ISLAMABAD, March 18 (Xinhua) -- Although the interim government that will be created in Pakistan in a week's time will focus on the holding of a free, fair and transparent elections, security will be its biggest challenge as the country still faces the ruthless Taliban militants who routinely target politicians in their terror campaign.
The Taliban offer for conditional talks with the government in early February had raised some hopes for an end to bloodshed. However, its refusal to stop attacking civilians and political figures before negotiations can start had faded hopes for achieving peace in the country.
Last month, Taliban Spokesman Ehsanullah Ehsan publicly threatened attacks on the leaders of three major parties, the Pakistan's Peoples Party, the Mutahida Qaumi Movement and the Awami National Party for their support to the operation of the country's security forces against them.

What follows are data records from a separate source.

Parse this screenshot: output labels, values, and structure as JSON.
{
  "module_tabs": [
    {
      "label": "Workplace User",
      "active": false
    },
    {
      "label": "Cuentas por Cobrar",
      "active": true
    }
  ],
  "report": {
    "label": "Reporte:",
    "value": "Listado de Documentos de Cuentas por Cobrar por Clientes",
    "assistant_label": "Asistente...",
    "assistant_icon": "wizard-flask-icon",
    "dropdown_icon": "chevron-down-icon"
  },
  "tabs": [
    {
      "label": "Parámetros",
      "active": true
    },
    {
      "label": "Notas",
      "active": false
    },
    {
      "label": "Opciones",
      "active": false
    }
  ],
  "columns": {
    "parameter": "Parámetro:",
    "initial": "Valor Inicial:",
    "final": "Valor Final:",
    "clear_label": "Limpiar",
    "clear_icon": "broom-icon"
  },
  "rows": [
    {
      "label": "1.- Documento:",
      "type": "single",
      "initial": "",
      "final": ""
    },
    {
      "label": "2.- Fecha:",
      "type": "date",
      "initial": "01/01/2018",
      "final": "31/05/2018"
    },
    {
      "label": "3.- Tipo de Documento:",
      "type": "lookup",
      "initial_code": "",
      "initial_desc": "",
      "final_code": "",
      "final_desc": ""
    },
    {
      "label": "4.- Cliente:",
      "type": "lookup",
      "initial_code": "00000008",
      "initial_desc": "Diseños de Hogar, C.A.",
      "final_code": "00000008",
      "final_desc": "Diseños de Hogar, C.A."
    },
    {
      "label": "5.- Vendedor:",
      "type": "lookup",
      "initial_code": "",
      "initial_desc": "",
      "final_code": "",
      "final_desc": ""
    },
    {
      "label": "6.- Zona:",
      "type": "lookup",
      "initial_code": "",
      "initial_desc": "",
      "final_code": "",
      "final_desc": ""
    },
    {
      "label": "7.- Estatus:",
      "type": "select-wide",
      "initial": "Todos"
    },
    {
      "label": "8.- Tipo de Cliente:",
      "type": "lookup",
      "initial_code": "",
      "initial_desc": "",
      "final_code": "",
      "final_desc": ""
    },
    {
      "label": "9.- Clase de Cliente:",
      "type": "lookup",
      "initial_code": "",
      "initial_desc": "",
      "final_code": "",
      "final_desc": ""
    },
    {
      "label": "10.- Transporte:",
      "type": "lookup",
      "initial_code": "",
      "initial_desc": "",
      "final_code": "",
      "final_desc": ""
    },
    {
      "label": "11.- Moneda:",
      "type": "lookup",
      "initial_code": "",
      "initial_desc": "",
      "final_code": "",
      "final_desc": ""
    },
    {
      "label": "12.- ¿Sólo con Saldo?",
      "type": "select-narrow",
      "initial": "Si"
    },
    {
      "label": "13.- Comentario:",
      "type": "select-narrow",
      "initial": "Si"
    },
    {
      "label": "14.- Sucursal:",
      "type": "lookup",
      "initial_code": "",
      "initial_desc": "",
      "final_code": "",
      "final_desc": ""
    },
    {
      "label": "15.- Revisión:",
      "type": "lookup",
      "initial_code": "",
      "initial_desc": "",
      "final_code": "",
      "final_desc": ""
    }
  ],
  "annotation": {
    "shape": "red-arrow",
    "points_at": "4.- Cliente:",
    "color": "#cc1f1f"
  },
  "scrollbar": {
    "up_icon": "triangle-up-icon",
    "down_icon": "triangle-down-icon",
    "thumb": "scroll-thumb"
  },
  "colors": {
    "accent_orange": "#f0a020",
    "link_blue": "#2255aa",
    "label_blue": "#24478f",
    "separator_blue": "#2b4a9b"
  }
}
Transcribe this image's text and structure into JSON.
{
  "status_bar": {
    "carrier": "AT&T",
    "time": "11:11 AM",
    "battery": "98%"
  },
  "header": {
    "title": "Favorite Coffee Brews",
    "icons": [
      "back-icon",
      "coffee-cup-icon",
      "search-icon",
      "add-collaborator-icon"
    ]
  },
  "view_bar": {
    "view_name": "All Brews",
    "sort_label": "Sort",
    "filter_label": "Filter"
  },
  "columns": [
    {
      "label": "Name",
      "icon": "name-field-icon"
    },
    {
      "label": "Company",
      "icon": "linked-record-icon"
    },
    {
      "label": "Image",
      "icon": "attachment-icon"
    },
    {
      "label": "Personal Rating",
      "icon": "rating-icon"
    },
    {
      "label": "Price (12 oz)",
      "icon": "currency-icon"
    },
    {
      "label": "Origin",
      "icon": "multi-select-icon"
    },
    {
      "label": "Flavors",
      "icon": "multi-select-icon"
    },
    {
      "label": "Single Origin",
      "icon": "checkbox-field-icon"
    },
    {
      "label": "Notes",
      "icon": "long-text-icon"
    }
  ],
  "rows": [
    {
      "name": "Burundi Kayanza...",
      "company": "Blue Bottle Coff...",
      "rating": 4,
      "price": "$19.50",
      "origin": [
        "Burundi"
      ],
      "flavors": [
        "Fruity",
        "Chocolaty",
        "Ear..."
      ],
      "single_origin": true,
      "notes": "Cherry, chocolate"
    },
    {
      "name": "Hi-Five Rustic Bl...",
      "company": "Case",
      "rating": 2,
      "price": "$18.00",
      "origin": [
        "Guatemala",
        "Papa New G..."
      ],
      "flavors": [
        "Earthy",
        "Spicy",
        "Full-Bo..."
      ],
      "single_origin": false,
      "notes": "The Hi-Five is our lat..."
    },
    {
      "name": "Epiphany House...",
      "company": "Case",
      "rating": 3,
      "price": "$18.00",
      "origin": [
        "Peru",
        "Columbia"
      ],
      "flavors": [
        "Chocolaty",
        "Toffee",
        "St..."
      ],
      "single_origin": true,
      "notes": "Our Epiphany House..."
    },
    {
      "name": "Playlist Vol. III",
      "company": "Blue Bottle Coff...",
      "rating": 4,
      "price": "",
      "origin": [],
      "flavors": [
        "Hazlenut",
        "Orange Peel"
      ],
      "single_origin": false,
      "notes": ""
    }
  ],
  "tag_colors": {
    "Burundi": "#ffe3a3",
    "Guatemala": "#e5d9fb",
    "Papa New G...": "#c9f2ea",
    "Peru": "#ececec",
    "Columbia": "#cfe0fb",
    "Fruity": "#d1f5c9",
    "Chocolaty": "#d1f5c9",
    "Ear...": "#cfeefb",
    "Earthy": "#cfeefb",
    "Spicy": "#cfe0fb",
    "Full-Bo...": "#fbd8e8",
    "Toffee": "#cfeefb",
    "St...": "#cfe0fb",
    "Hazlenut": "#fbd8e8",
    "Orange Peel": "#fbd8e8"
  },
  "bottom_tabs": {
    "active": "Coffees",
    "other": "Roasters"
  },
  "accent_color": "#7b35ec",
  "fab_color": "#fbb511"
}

Pakistan's National Assembly and the Federal Cabinet have been dissolved after they have completed their five-year constitutional term and a caretaker government will take over within one week to supervise the parliamentary elections to be held within two months.
Prime Minister Raja Pervez Ashraf told the nation in a televised address late Saturday that the process of consultation with the opposition is underway for a caretaker government.
The government and the main opposition, Pakistan Muslim League( PML-N), have not yet reached a consensus on the choice of a prime minister and the process will now take a little more time.
The process could even result in a deadlock since both sides have rejected each other's nominees for the post.
If both sides could not resolve the issue of the caretaker prime minister in three days, then it will be referred to an eight- member parliamentary committee with equal representation from the government and the opposition.
If the parliamentary committee again fails to come up with a consensus, then the issue would be referred to the Chief Election Commissioner who will have the final decision on the matter.
Because of security concerns, the Chief Election Commissioner has sought the help of the country's powerful army to assist the police in the holding of a peaceful and clean elections in sensitive areas.
Army Chief General Ashfaq Pervez Kayani has assured Pakistanis that it will provide full support to the authorities in the conduct of the elections.
Security analysts here said that dealing with continued threat of terrorism and violence is still the biggest challenge to the interim government before and during the elections.
They also said that if the interim government could not maintain peace during the elections, this could result in a failure of elections in some areas.
A tribal jirga or council of elders has already contacted the Taliban and appealed to them to give the election process a chance.
The interim government will also have to ensure a transparent and credible election since certain quarters have always cast doubts on the credibility of almost all previous elections.
New elections are scheduled to be held in May and political activities will get momentum in the coming days.
The Election Commission of Pakistan is likely to announce election schedule within a week. The commission has already printed nomination paper for the candidates.